» Directions
Below is a set of records, and all of them should be retyped exactly, minus the pictures.

» Exercise data

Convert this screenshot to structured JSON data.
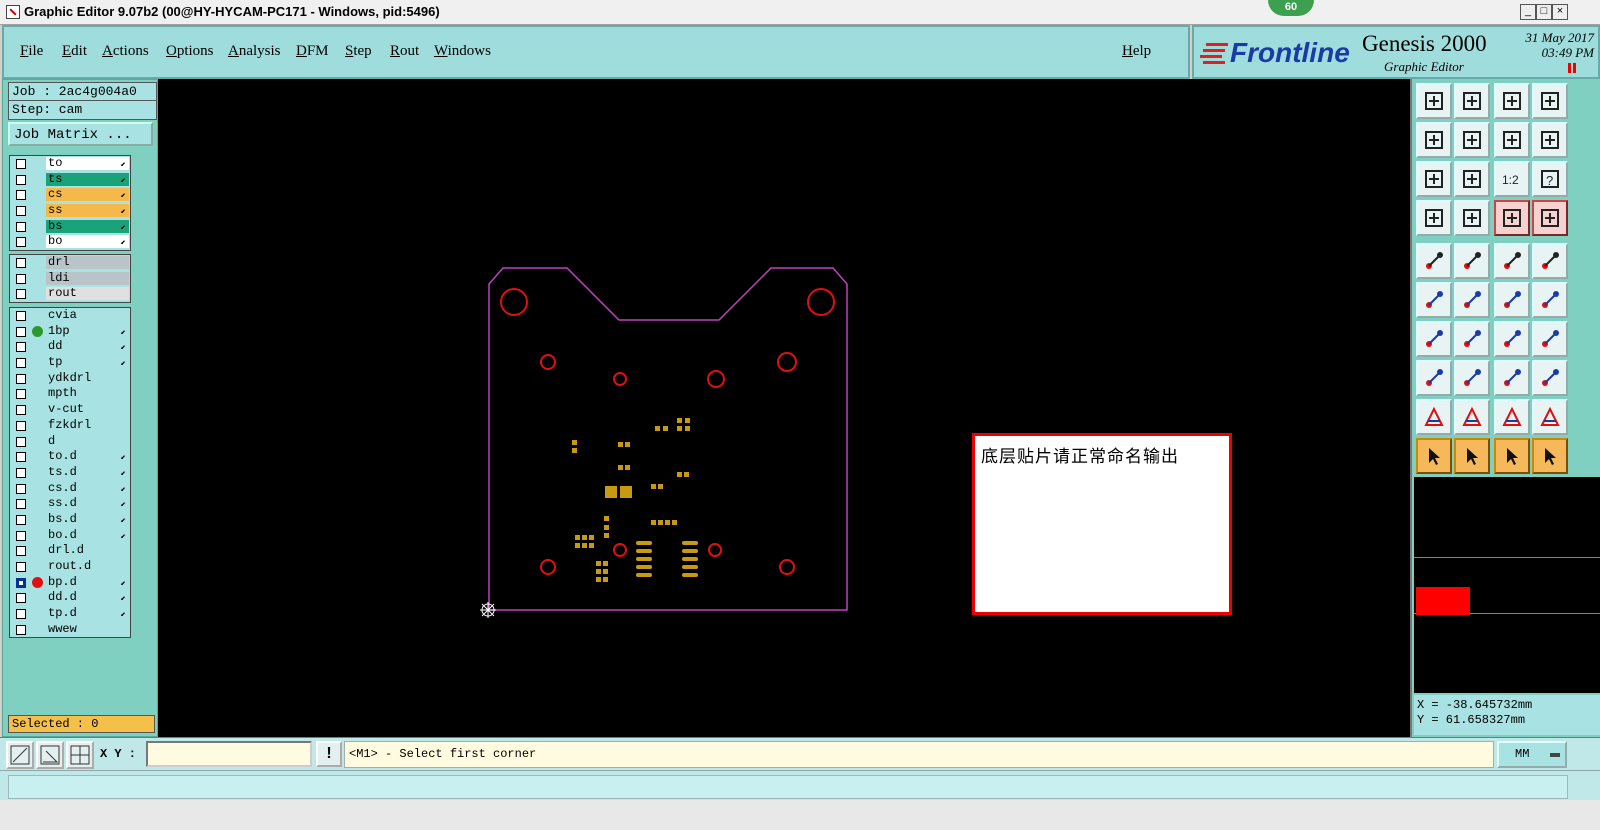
{
  "window": {
    "title": "Graphic Editor 9.07b2 (00@HY-HYCAM-PC171 - Windows, pid:5496)",
    "badge": "60",
    "controls": [
      "_",
      "□",
      "×"
    ]
  },
  "menu": {
    "items": [
      "File",
      "Edit",
      "Actions",
      "Options",
      "Analysis",
      "DFM",
      "Step",
      "Rout",
      "Windows"
    ],
    "help": "Help"
  },
  "brand": {
    "logo": "Frontline",
    "product": "Genesis 2000",
    "subtitle": "Graphic Editor",
    "date": "31 May 2017",
    "time": "03:49 PM"
  },
  "job": {
    "job_line": "Job : 2ac4g004a0",
    "step_line": "Step: cam",
    "matrix_button": "Job Matrix ..."
  },
  "layer_groups": [
    [
      {
        "name": "to",
        "color": "#ffffff",
        "arrow": true
      },
      {
        "name": "ts",
        "color": "#1aa37a",
        "arrow": true
      },
      {
        "name": "cs",
        "color": "#f5b84a",
        "arrow": true
      },
      {
        "name": "ss",
        "color": "#f5b84a",
        "arrow": true
      },
      {
        "name": "bs",
        "color": "#1aa37a",
        "arrow": true
      },
      {
        "name": "bo",
        "color": "#ffffff",
        "arrow": true
      }
    ],
    [
      {
        "name": "drl",
        "color": "#b8c4c8",
        "arrow": false
      },
      {
        "name": "ldi",
        "color": "#b8c4c8",
        "arrow": false
      },
      {
        "name": "rout",
        "color": "#e0e0e0",
        "arrow": false
      }
    ],
    [
      {
        "name": "cvia",
        "color": "#a8e2e2",
        "arrow": false
      },
      {
        "name": "1bp",
        "color": "#a8e2e2",
        "arrow": true,
        "dot": "#2a9a2a"
      },
      {
        "name": "dd",
        "color": "#a8e2e2",
        "arrow": true
      },
      {
        "name": "tp",
        "color": "#a8e2e2",
        "arrow": true
      },
      {
        "name": "ydkdrl",
        "color": "#a8e2e2",
        "arrow": false
      },
      {
        "name": "mpth",
        "color": "#a8e2e2",
        "arrow": false
      },
      {
        "name": "v-cut",
        "color": "#a8e2e2",
        "arrow": false
      },
      {
        "name": "fzkdrl",
        "color": "#a8e2e2",
        "arrow": false
      },
      {
        "name": "d",
        "color": "#a8e2e2",
        "arrow": false
      },
      {
        "name": "to.d",
        "color": "#a8e2e2",
        "arrow": true
      },
      {
        "name": "ts.d",
        "color": "#a8e2e2",
        "arrow": true
      },
      {
        "name": "cs.d",
        "color": "#a8e2e2",
        "arrow": true
      },
      {
        "name": "ss.d",
        "color": "#a8e2e2",
        "arrow": true
      },
      {
        "name": "bs.d",
        "color": "#a8e2e2",
        "arrow": true
      },
      {
        "name": "bo.d",
        "color": "#a8e2e2",
        "arrow": true
      },
      {
        "name": "drl.d",
        "color": "#a8e2e2",
        "arrow": false
      },
      {
        "name": "rout.d",
        "color": "#a8e2e2",
        "arrow": false
      },
      {
        "name": "bp.d",
        "color": "#a8e2e2",
        "arrow": true,
        "dot": "#e01010",
        "selected": true
      },
      {
        "name": "dd.d",
        "color": "#a8e2e2",
        "arrow": true
      },
      {
        "name": "tp.d",
        "color": "#a8e2e2",
        "arrow": true
      },
      {
        "name": "wwew",
        "color": "#a8e2e2",
        "arrow": false
      }
    ]
  ],
  "selection": {
    "label": "Selected : 0"
  },
  "message_box": {
    "text": "底层贴片请正常命名输出"
  },
  "coordinates": {
    "x": "X = -38.645732mm",
    "y": "Y = 61.658327mm"
  },
  "command": {
    "xy_label": "X Y :",
    "xy_value": "",
    "prompt": "<M1> - Select first corner",
    "units": "MM"
  },
  "colors": {
    "profile": "#c040c0",
    "drill": "#e01010",
    "pad": "#c89a10",
    "canvas": "#000000"
  },
  "tool_icons": [
    "zoom-home-icon",
    "zoom-out-icon",
    "home-icon",
    "window-icon",
    "pan-left-icon",
    "pan-right-icon",
    "undo-view-icon",
    "redraw-icon",
    "fit-icon",
    "zoom-fit-icon",
    "scale-1-2-icon",
    "help-icon",
    "measure-icon",
    "snap-icon",
    "net-icon",
    "net-alt-icon",
    "fill-icon",
    "outline-icon",
    "ruler-icon",
    "circle-icon",
    "connect-icon",
    "cross-icon",
    "point-icon",
    "point-alt-icon",
    "line-icon",
    "line-alt-icon",
    "arc-icon",
    "mirror-icon",
    "pad-icon",
    "segment-icon",
    "move-icon",
    "group-icon",
    "triangle-icon",
    "triangle-alt-icon",
    "text-icon",
    "text-alt-icon",
    "select-icon",
    "select-box-icon",
    "select-alt-icon",
    "select-net-icon"
  ]
}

» Output
Convert this screenshot to structured JSON data.
{
  "window": {
    "title": "Graphic Editor 9.07b2 (00@HY-HYCAM-PC171 - Windows, pid:5496)",
    "badge": "60",
    "controls": [
      "_",
      "□",
      "×"
    ]
  },
  "menu": {
    "items": [
      "File",
      "Edit",
      "Actions",
      "Options",
      "Analysis",
      "DFM",
      "Step",
      "Rout",
      "Windows"
    ],
    "help": "Help"
  },
  "brand": {
    "logo": "Frontline",
    "product": "Genesis 2000",
    "subtitle": "Graphic Editor",
    "date": "31 May 2017",
    "time": "03:49 PM"
  },
  "job": {
    "job_line": "Job : 2ac4g004a0",
    "step_line": "Step: cam",
    "matrix_button": "Job Matrix ..."
  },
  "layer_groups": [
    [
      {
        "name": "to",
        "color": "#ffffff",
        "arrow": true
      },
      {
        "name": "ts",
        "color": "#1aa37a",
        "arrow": true
      },
      {
        "name": "cs",
        "color": "#f5b84a",
        "arrow": true
      },
      {
        "name": "ss",
        "color": "#f5b84a",
        "arrow": true
      },
      {
        "name": "bs",
        "color": "#1aa37a",
        "arrow": true
      },
      {
        "name": "bo",
        "color": "#ffffff",
        "arrow": true
      }
    ],
    [
      {
        "name": "drl",
        "color": "#b8c4c8",
        "arrow": false
      },
      {
        "name": "ldi",
        "color": "#b8c4c8",
        "arrow": false
      },
      {
        "name": "rout",
        "color": "#e0e0e0",
        "arrow": false
      }
    ],
    [
      {
        "name": "cvia",
        "color": "#a8e2e2",
        "arrow": false
      },
      {
        "name": "1bp",
        "color": "#a8e2e2",
        "arrow": true,
        "dot": "#2a9a2a"
      },
      {
        "name": "dd",
        "color": "#a8e2e2",
        "arrow": true
      },
      {
        "name": "tp",
        "color": "#a8e2e2",
        "arrow": true
      },
      {
        "name": "ydkdrl",
        "color": "#a8e2e2",
        "arrow": false
      },
      {
        "name": "mpth",
        "color": "#a8e2e2",
        "arrow": false
      },
      {
        "name": "v-cut",
        "color": "#a8e2e2",
        "arrow": false
      },
      {
        "name": "fzkdrl",
        "color": "#a8e2e2",
        "arrow": false
      },
      {
        "name": "d",
        "color": "#a8e2e2",
        "arrow": false
      },
      {
        "name": "to.d",
        "color": "#a8e2e2",
        "arrow": true
      },
      {
        "name": "ts.d",
        "color": "#a8e2e2",
        "arrow": true
      },
      {
        "name": "cs.d",
        "color": "#a8e2e2",
        "arrow": true
      },
      {
        "name": "ss.d",
        "color": "#a8e2e2",
        "arrow": true
      },
      {
        "name": "bs.d",
        "color": "#a8e2e2",
        "arrow": true
      },
      {
        "name": "bo.d",
        "color": "#a8e2e2",
        "arrow": true
      },
      {
        "name": "drl.d",
        "color": "#a8e2e2",
        "arrow": false
      },
      {
        "name": "rout.d",
        "color": "#a8e2e2",
        "arrow": false
      },
      {
        "name": "bp.d",
        "color": "#a8e2e2",
        "arrow": true,
        "dot": "#e01010",
        "selected": true
      },
      {
        "name": "dd.d",
        "color": "#a8e2e2",
        "arrow": true
      },
      {
        "name": "tp.d",
        "color": "#a8e2e2",
        "arrow": true
      },
      {
        "name": "wwew",
        "color": "#a8e2e2",
        "arrow": false
      }
    ]
  ],
  "selection": {
    "label": "Selected : 0"
  },
  "message_box": {
    "text": "底层贴片请正常命名输出"
  },
  "coordinates": {
    "x": "X = -38.645732mm",
    "y": "Y = 61.658327mm"
  },
  "command": {
    "xy_label": "X Y :",
    "xy_value": "",
    "prompt": "<M1> - Select first corner",
    "units": "MM"
  },
  "colors": {
    "profile": "#c040c0",
    "drill": "#e01010",
    "pad": "#c89a10",
    "canvas": "#000000"
  },
  "tool_icons": [
    "zoom-home-icon",
    "zoom-out-icon",
    "home-icon",
    "window-icon",
    "pan-left-icon",
    "pan-right-icon",
    "undo-view-icon",
    "redraw-icon",
    "fit-icon",
    "zoom-fit-icon",
    "scale-1-2-icon",
    "help-icon",
    "measure-icon",
    "snap-icon",
    "net-icon",
    "net-alt-icon",
    "fill-icon",
    "outline-icon",
    "ruler-icon",
    "circle-icon",
    "connect-icon",
    "cross-icon",
    "point-icon",
    "point-alt-icon",
    "line-icon",
    "line-alt-icon",
    "arc-icon",
    "mirror-icon",
    "pad-icon",
    "segment-icon",
    "move-icon",
    "group-icon",
    "triangle-icon",
    "triangle-alt-icon",
    "text-icon",
    "text-alt-icon",
    "select-icon",
    "select-box-icon",
    "select-alt-icon",
    "select-net-icon"
  ]
}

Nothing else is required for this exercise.